(Goal of the exercise)
From the records below, copy each line in which the string "value" occurs.

(Data to process)
---

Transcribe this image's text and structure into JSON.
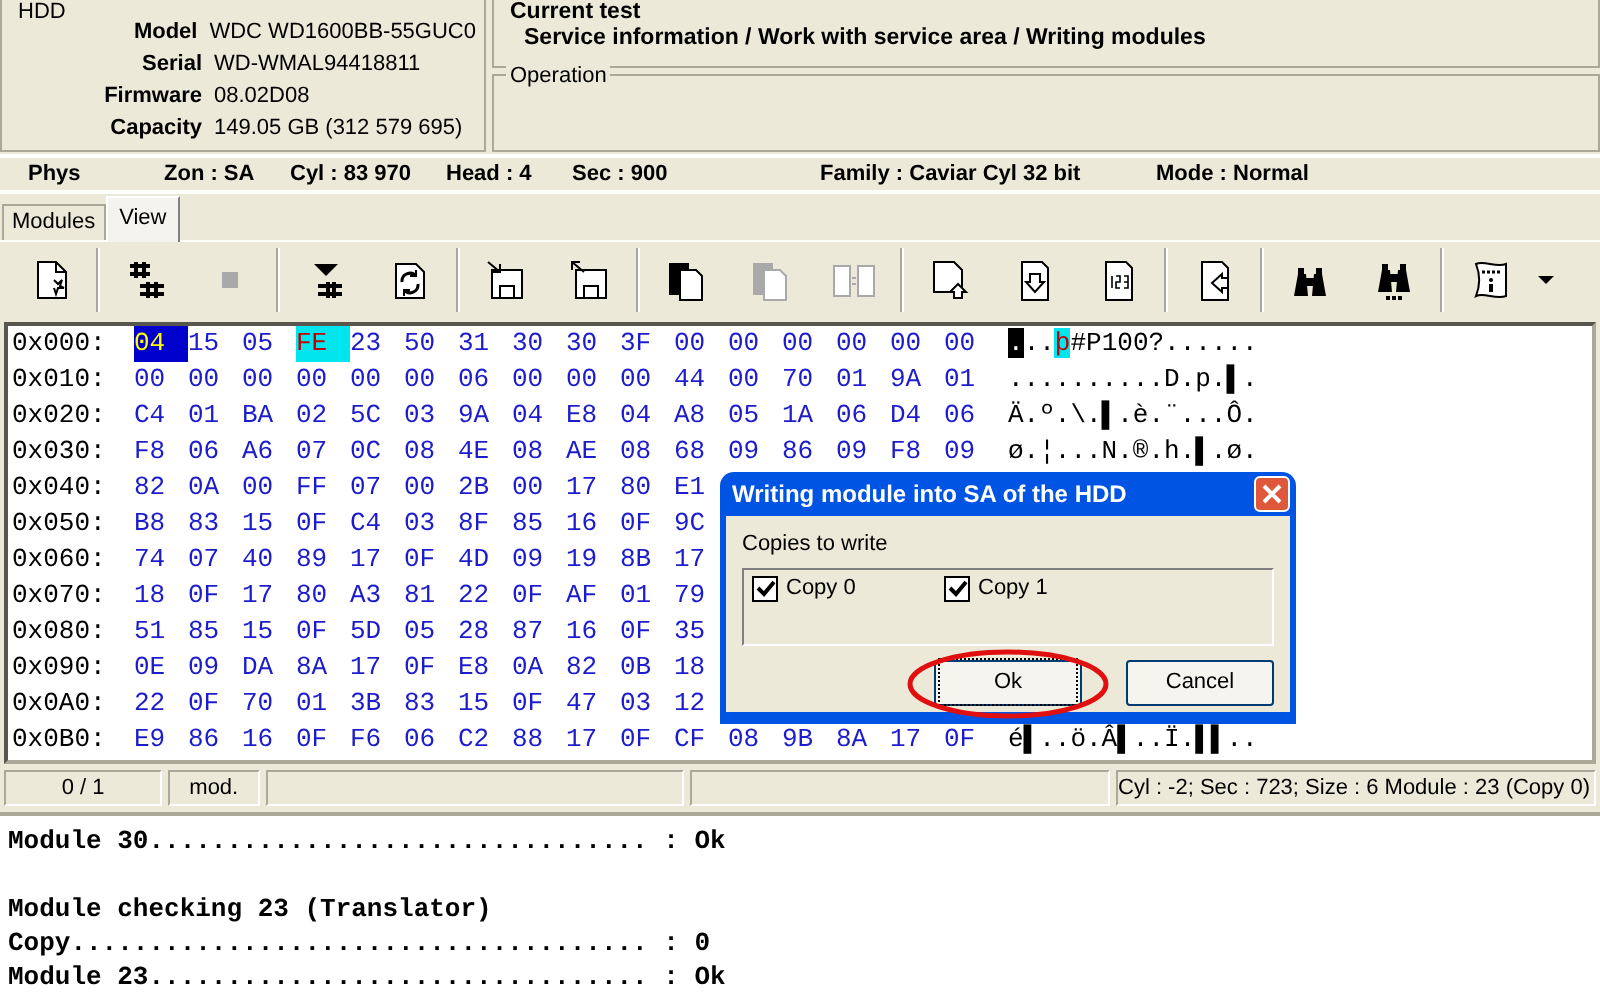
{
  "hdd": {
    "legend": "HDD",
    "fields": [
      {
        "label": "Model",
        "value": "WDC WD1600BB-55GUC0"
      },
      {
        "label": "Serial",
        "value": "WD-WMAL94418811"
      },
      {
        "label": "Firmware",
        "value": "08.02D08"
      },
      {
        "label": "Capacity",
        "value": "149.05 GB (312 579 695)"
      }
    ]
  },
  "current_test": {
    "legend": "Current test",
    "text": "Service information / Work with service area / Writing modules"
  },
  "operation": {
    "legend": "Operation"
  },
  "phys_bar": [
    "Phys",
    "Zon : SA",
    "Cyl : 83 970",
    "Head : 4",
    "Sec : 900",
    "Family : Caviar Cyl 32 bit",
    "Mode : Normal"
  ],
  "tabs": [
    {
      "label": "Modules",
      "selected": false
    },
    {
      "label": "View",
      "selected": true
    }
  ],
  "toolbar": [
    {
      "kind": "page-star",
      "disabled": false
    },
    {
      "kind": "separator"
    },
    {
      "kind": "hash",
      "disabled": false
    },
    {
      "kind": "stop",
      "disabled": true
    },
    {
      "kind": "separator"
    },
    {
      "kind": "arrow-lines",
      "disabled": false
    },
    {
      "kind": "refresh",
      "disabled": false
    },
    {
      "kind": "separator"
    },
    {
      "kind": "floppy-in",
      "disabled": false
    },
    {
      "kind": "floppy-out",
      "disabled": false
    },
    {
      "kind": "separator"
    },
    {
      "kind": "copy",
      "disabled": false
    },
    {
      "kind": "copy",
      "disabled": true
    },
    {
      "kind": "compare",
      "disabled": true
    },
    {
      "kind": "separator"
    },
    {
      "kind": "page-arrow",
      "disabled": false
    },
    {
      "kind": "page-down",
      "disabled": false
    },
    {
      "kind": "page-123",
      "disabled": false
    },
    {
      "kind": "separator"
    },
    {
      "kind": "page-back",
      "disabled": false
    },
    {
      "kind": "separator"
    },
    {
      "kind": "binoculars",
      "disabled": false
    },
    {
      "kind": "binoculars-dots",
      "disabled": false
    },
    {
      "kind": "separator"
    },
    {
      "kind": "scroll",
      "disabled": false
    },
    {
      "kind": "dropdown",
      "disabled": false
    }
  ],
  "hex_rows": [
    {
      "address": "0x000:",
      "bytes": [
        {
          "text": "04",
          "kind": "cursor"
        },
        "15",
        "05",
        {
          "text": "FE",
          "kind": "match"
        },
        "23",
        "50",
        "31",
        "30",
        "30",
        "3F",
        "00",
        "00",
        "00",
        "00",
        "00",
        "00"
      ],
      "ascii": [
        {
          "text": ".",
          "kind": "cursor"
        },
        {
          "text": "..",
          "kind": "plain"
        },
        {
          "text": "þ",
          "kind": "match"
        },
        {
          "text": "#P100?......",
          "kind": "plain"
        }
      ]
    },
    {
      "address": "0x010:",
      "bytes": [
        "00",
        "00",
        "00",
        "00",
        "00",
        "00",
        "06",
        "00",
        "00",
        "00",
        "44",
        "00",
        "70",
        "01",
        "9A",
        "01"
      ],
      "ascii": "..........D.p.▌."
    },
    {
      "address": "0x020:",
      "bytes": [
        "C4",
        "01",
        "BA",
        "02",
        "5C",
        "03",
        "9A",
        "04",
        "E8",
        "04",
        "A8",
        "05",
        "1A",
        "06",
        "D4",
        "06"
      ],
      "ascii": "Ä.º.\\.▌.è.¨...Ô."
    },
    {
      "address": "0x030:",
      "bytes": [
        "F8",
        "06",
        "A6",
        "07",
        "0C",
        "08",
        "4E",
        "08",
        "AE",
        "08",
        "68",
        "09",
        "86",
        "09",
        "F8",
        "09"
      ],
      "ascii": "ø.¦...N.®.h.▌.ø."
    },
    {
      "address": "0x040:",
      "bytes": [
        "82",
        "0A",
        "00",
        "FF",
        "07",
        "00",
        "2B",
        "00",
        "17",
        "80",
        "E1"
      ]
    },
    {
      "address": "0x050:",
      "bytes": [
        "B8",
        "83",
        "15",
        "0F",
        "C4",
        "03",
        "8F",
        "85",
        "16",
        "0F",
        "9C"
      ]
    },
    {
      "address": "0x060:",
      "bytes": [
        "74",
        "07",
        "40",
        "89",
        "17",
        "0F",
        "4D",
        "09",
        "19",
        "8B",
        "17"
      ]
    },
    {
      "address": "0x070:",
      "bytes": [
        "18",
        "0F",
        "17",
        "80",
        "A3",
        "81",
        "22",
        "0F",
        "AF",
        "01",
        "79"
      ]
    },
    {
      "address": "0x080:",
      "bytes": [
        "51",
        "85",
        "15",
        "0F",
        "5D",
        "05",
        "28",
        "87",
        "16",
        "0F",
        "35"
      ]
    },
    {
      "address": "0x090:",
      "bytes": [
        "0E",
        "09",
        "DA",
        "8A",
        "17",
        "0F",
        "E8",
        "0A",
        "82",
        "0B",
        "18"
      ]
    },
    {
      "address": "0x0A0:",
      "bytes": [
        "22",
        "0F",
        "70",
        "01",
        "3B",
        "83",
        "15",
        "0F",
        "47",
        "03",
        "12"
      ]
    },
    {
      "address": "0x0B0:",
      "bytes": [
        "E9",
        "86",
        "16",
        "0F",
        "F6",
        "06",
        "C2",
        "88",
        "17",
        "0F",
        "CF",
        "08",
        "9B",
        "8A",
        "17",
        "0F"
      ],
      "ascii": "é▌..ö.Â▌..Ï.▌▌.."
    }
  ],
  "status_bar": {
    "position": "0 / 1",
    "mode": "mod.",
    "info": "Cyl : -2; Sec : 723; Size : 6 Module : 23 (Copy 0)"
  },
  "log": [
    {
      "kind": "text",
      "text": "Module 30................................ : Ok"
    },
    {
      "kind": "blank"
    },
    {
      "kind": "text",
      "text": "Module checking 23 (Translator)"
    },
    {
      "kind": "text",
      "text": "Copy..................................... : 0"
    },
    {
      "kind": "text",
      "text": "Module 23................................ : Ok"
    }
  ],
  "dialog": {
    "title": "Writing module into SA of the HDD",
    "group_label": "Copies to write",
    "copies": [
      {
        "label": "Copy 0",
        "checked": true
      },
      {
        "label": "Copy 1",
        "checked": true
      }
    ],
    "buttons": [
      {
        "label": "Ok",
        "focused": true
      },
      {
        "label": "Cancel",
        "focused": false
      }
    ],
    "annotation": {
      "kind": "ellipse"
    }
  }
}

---

(Exercise solution)
        "value": "WDC WD1600BB-55GUC0"
        "value": "WD-WMAL94418811"
        "value": "08.02D08"
        "value": "149.05 GB (312 579 695)"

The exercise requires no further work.